On the topic of technology itself, Benedict asserts “the development of peoples goes awry if humanity thinks it can re-create itself through the ‘wonders’ of technology” (68). Man has the ability to increasingly identify, predict, and control the material world, from atoms to weather patterns, from his own DNA to the forces that ignite the stars. Man's ability to control the material world has increasingly encroached on what used to be thought of God's domain alone. These things that we control were proven not to be God's sole domain at all. The former understandings of God that gave our life context and a sense of destiny have been lost. However, without God as a context and destiny, our purely human ability to predict and control the material world results in such horrors as the Holocaust and atomic warfare, embryonic stem-cell research and human cloning. Technology alone cannot solve our problems; we need new ways of understanding God as our context and destiny. We need to have God involved.

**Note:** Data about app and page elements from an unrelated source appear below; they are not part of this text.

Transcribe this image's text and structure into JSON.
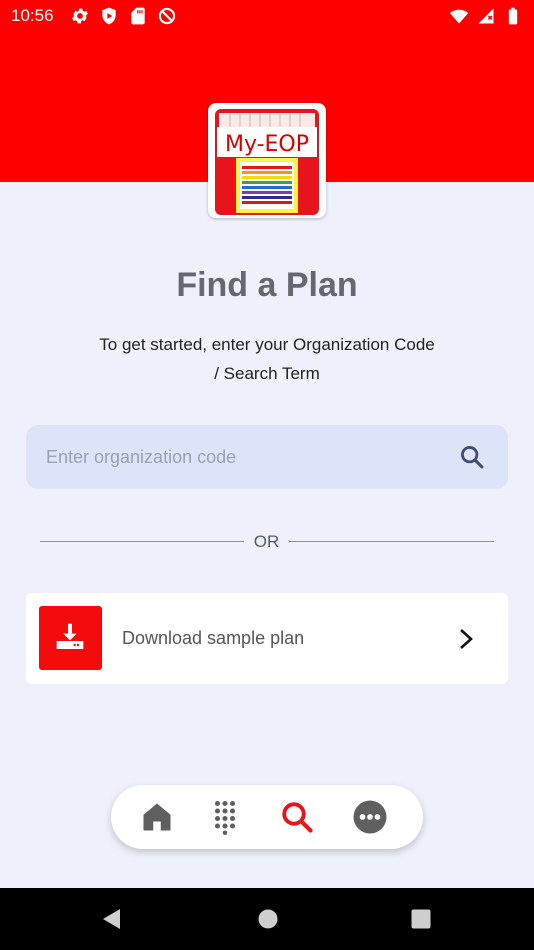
{
  "status_bar": {
    "time": "10:56",
    "left_icons": [
      "settings-icon",
      "shield-icon",
      "sd-card-icon",
      "do-not-disturb-icon"
    ],
    "right_icons": [
      "wifi-icon",
      "signal-icon",
      "battery-icon"
    ]
  },
  "app": {
    "logo_text": "My-EOP",
    "brand_color": "#ff0000"
  },
  "main": {
    "title": "Find a Plan",
    "subtitle": "To get started, enter your Organization Code / Search Term",
    "search": {
      "placeholder": "Enter organization code",
      "value": ""
    },
    "divider_text": "OR",
    "download_card": {
      "label": "Download sample plan",
      "icon": "download-icon",
      "action_icon": "chevron-right-icon"
    }
  },
  "bottom_nav": {
    "items": [
      {
        "name": "home",
        "icon": "home-icon",
        "active": false
      },
      {
        "name": "dialpad",
        "icon": "dialpad-icon",
        "active": false
      },
      {
        "name": "search",
        "icon": "search-icon",
        "active": true
      },
      {
        "name": "more",
        "icon": "more-icon",
        "active": false
      }
    ],
    "active_color": "#e8141c",
    "inactive_color": "#5f5f5f"
  },
  "system_nav": {
    "buttons": [
      "back-icon",
      "home-circle-icon",
      "recent-apps-icon"
    ]
  }
}
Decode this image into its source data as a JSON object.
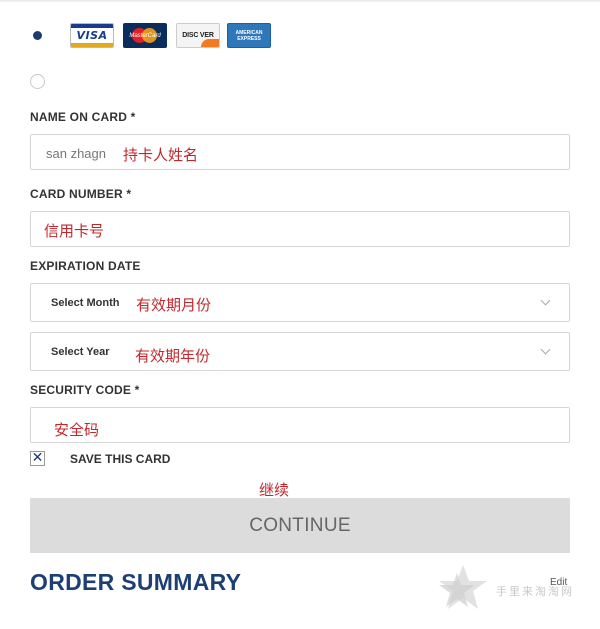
{
  "payment_options": {
    "card_option_selected": true,
    "other_option_selected": false
  },
  "card_logos": {
    "visa": "VISA",
    "mastercard": "MasterCard",
    "discover": "DISC VER",
    "amex_line1": "AMERICAN",
    "amex_line2": "EXPRESS"
  },
  "form": {
    "name_label": "NAME ON CARD *",
    "name_value": "san zhagn",
    "name_note": "持卡人姓名",
    "card_number_label": "CARD NUMBER *",
    "card_number_note": "信用卡号",
    "expiration_label": "EXPIRATION DATE",
    "month_value": "Select Month",
    "month_note": "有效期月份",
    "year_value": "Select Year",
    "year_note": "有效期年份",
    "security_label": "SECURITY CODE *",
    "security_note": "安全码",
    "save_card_checked": true,
    "save_card_mark": "✕",
    "save_card_label": "SAVE THIS CARD",
    "continue_note": "继续",
    "continue_label": "CONTINUE"
  },
  "order_summary": {
    "title": "ORDER SUMMARY",
    "edit_label": "Edit"
  },
  "watermark": {
    "text": "手里来淘淘网"
  },
  "colors": {
    "brand_navy": "#1d3f73",
    "annotation_red": "#c0282d",
    "button_gray": "#dcdcdc"
  }
}
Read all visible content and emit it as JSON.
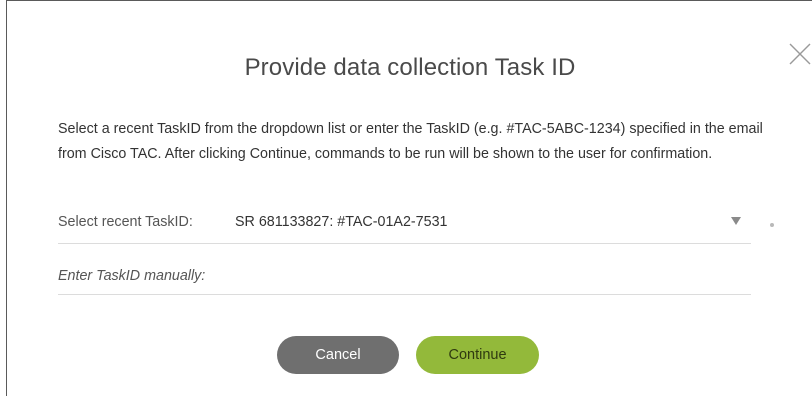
{
  "dialog": {
    "title": "Provide data collection Task ID",
    "description": "Select a recent TaskID from the dropdown list or enter the TaskID (e.g. #TAC-5ABC-1234) specified in the email from Cisco TAC. After clicking Continue, commands to be run will be shown to the user for confirmation.",
    "close_icon": "close-icon",
    "select": {
      "label": "Select recent TaskID:",
      "value": "SR 681133827: #TAC-01A2-7531",
      "caret_icon": "caret-down-icon"
    },
    "manual": {
      "placeholder": "Enter TaskID manually:",
      "value": ""
    },
    "buttons": {
      "cancel_label": "Cancel",
      "continue_label": "Continue"
    },
    "colors": {
      "cancel": "#6f6f6f",
      "continue": "#93b93a",
      "title_text": "#4a4a4a"
    }
  }
}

What became apparent to me as I read the encyclical is that reason and natural law, which form the basis of Benedict's encyclical, must be presented anew in order to find an audience in the post-modern world. The language of story, the sharing of an event as opposed to an academic presentation of facts and argument, is what appeals to the post-modern ears. The arguments that Benedict makes must be made real and present in terms of people's everyday lives, in ways to which everyone can relate. This is one of the challenges in using a document like Charity in Truth in a parish setting. In addition, the American concept of “rugged individualism” is a major obstacle to the sense of global community and interdependence that Benedict describes. For a great many people, human development is seen as a competition between individuals rather than a cooperative effort between persons. A certain dose of formation in the nature and practice of Christian community will be required before Charity in Truth receives a friendly welcome at many American parishes. Until then, I would continue to emphasize the reality of the very familiar and local forms of interconnectedness and interdependence that everyone is comfortable with, and I would work to build on this foundation to help develop a truly global perspective. For my part, I would hope to gain a new appreciation for the myriad of ways in which my friends and neighbors are already working to help each other, by living their vocation everyday, to develop and grow as persons.